The new database, to be operated independently by FAIR Health, will remove this conflict of interest and will determine fair out-of-network reimbursement rates for consumers throughout the United States. The project will be supported by funding authorized under the terms of the settlement agreement; the project is anticipated to take up to five years to complete.
“FAIR Health and the upstate research network headquartered at Syracuse University will bring much-needed transparency, accountability and fairness to a broken consumer reimbursement system we have called Code Blue,” says Attorney General Cuomo. “By transforming this system for consumers nationwide, New York proves its reputation as a reform leader for the nation. By spending almost $100 million in settlement proceeds from health insurers, this initiative will also create new jobs and contribute to the development of the upstate economy which is vital to New York. Today is truly a triple win for consumers, New York and the nation.”
The project leader is internationally known health economist Deborah A. Freund, SU Distinguished Professor of Public Administration and Economics and adjunct professor of orthopedics and pediatrics at SUNY Upstate. “It is a true honor to be selected to do this project,” Freund says. “And it always is especially gratifying when research becomes policy, as it will in this case.”
Syracuse University researchers involved in the project are from the Maxwell School and the School of Information Studies (iSchool).
“This is a critical research collaboration, and it is all a result of Attorney General Cuomo’s efforts to ensure consumers receive the health care reimbursements they are entitled to, and that the process is open and transparent,” says SU Chancellor and President Nancy Cantor. “The project will involve the best work from our Maxwell health economists to leading technologists in our iSchool, all of whom will be joining with their colleagues from our partner universities to do this critical work. The universities engaged in this project—all of them anchor institutions in their communities across Upstate—are doing what they do best: bringing their expertise to the table and partnering with the attorney general and FAIR Health, all for the public good, and to help make Upstate New York the intellectual capital of the nation for development, use and understanding of health care data.”
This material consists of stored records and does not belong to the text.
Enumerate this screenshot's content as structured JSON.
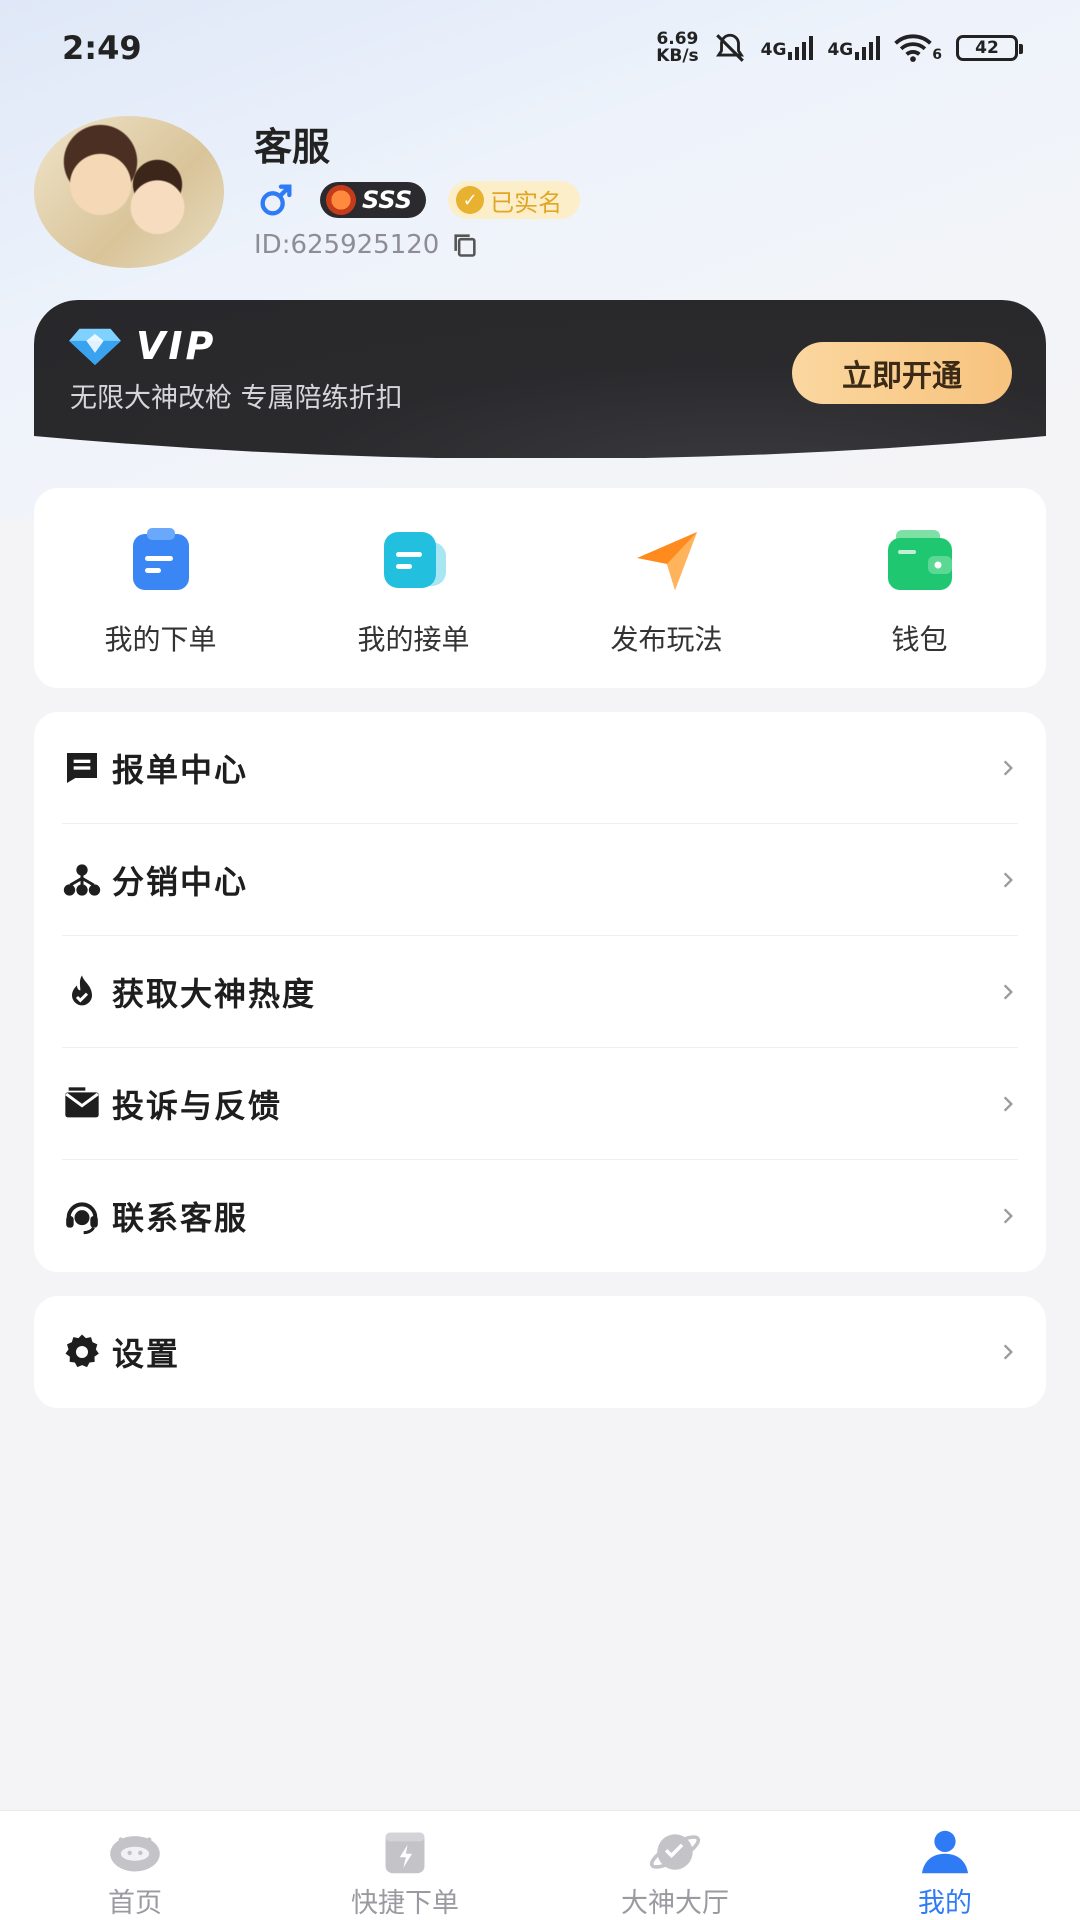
{
  "status_bar": {
    "time": "2:49",
    "net_speed_value": "6.69",
    "net_speed_unit": "KB/s",
    "sig1_label": "4G",
    "sig2_label": "4G",
    "wifi_sub": "6",
    "battery": "42"
  },
  "profile": {
    "nickname": "客服",
    "gender_symbol": "♂",
    "rank_badge": "SSS",
    "verified_badge": "已实名",
    "user_id": "ID:625925120"
  },
  "vip": {
    "title": "VIP",
    "subtitle": "无限大神改枪 专属陪练折扣",
    "button": "立即开通"
  },
  "quick_actions": [
    {
      "label": "我的下单",
      "icon": "order-clipboard-icon"
    },
    {
      "label": "我的接单",
      "icon": "accept-order-icon"
    },
    {
      "label": "发布玩法",
      "icon": "paper-plane-icon"
    },
    {
      "label": "钱包",
      "icon": "wallet-icon"
    }
  ],
  "menu": [
    {
      "label": "报单中心",
      "icon": "report-list-icon"
    },
    {
      "label": "分销中心",
      "icon": "distribution-network-icon"
    },
    {
      "label": "获取大神热度",
      "icon": "flame-icon"
    },
    {
      "label": "投诉与反馈",
      "icon": "mail-feedback-icon"
    },
    {
      "label": "联系客服",
      "icon": "headset-icon"
    }
  ],
  "settings": {
    "label": "设置",
    "icon": "gear-icon"
  },
  "tabs": [
    {
      "label": "首页",
      "icon": "home-mascot-icon",
      "active": false
    },
    {
      "label": "快捷下单",
      "icon": "quick-order-icon",
      "active": false
    },
    {
      "label": "大神大厅",
      "icon": "planet-icon",
      "active": false
    },
    {
      "label": "我的",
      "icon": "person-icon",
      "active": true
    }
  ],
  "colors": {
    "accent": "#2f7bf6",
    "vip_card": "#2a2a2d",
    "vip_button": "#f7c37e",
    "verified": "#e2a627",
    "gender": "#2f7bf6"
  }
}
Maxwell participants are Badi Baltagi, Distinguished Professor of Economics; Gary Engelhardt, professor of economics; Christine Himes, professor of sociology; William Horrace, professor of economics; Thomas Kniesner, the Krisher Professor of Economics; Michael Wasylenko, professor of economics and senior associate dean; and economics graduate student Andrew Friedson and public administration graduate student Coady Wing.
Participating from the iSchool are Elizabeth Liddy, dean of the iSchool and Trustee Professor; David Dischiave, assistant professor and director of the Master of Science in Information Management program; Robert Heckman, associate professor and senior associate dean; Jeff Rubin, assistant professor; Jeffrey Stanton, associate professor and associate dean for research and doctoral programs; Arthur Thomas, professor of practice; and Howard Turtle, director of the Center for Natural Language Processing.
Among their activities in developing the database, the consortium researchers will work with insurers and all providers to ensure that the data are accurate and robust; use statistical models to make sure that all data reflect the universe of claims data from data contributors; and develop methods to pay out-of-network physicians and other providers appropriately when few procedures are done in the area where they are located.